* **Exercise requirements**
Find the word "icon" in the listing below. Copy every line that has it.

Extracted entries section start

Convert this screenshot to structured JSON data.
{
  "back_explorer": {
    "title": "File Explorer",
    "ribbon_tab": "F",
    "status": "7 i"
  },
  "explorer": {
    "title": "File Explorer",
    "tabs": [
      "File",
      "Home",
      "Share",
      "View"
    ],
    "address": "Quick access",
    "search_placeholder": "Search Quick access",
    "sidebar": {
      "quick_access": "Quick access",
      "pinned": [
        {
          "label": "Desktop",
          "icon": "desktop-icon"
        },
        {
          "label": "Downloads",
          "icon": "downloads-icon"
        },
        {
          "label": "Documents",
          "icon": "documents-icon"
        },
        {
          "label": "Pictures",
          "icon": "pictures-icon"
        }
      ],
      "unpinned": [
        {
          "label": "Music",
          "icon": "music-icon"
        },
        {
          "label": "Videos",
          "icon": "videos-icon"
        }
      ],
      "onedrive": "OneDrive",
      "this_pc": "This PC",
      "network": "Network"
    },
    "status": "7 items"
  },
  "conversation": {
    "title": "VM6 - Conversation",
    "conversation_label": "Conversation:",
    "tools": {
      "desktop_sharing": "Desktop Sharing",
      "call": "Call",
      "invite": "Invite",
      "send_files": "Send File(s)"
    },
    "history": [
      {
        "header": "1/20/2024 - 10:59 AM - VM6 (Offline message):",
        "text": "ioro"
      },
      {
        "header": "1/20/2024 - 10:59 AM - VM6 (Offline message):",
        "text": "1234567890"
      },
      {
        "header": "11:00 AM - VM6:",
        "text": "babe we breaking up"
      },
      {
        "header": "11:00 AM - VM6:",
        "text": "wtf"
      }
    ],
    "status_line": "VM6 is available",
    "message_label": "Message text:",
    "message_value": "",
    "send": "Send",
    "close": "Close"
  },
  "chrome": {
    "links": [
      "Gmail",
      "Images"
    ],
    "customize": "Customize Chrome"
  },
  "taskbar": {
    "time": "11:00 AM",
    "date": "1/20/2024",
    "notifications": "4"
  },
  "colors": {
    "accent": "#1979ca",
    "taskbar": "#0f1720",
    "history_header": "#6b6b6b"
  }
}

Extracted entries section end

* **Solution for this problem**
          "icon": "desktop-icon"
          "icon": "downloads-icon"
          "icon": "documents-icon"
          "icon": "pictures-icon"
          "icon": "music-icon"
          "icon": "videos-icon"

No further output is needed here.